▶ [To do] Across the entries below, work out how many lines contain "dollar". Please give the number only.

▶ [Available data]
--

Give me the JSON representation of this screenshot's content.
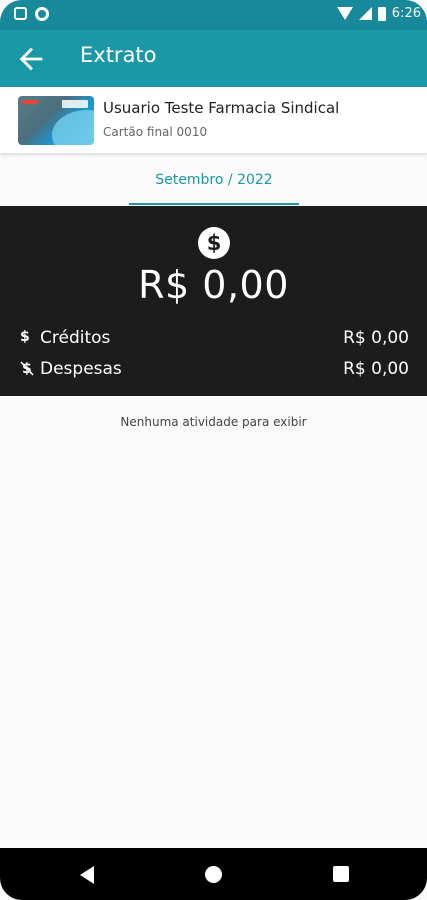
{
  "status_bar": {
    "time": "6:26"
  },
  "app_bar": {
    "title": "Extrato"
  },
  "card": {
    "holder_name": "Usuario Teste Farmacia Sindical",
    "card_label": "Cartão final 0010"
  },
  "period_tab": {
    "label": "Setembro / 2022"
  },
  "summary": {
    "total": "R$  0,00",
    "credits_label": "Créditos",
    "credits_value": "R$  0,00",
    "expenses_label": "Despesas",
    "expenses_value": "R$  0,00"
  },
  "empty_message": "Nenhuma atividade para exibir",
  "colors": {
    "primary": "#1a98a7",
    "status_bar": "#17899a",
    "summary_bg": "#1c1c1c"
  },
  "icons": [
    "back-arrow-icon",
    "dollar-circle-icon",
    "dollar-icon",
    "dollar-off-icon"
  ]
}
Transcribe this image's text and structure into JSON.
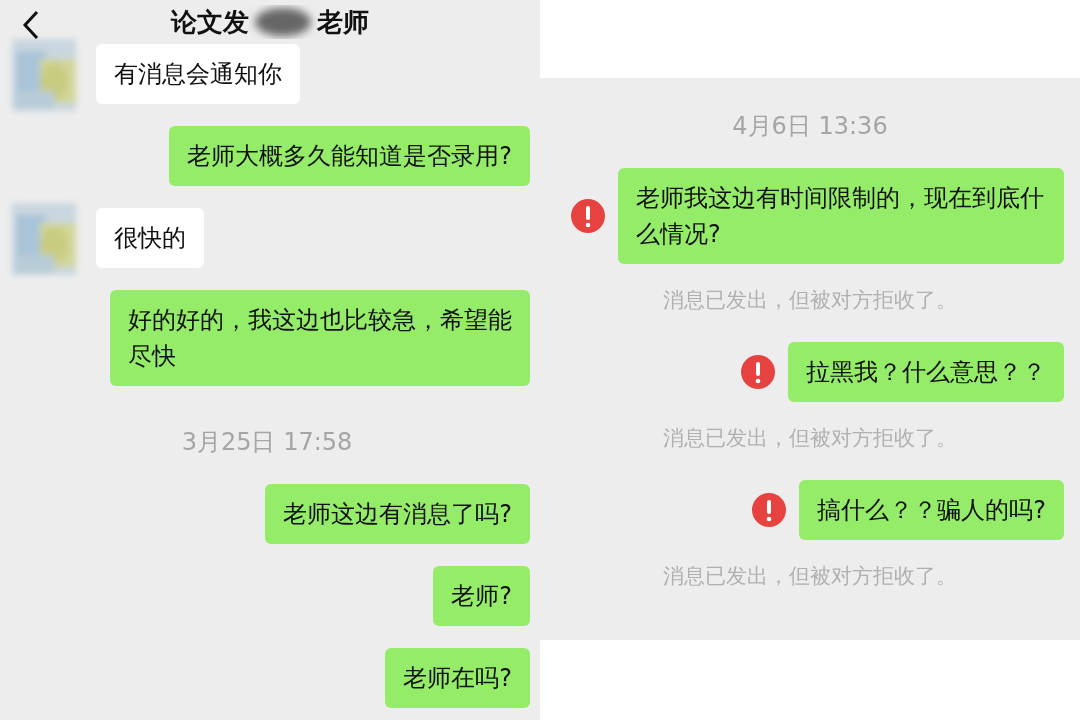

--

▶ [Result] 3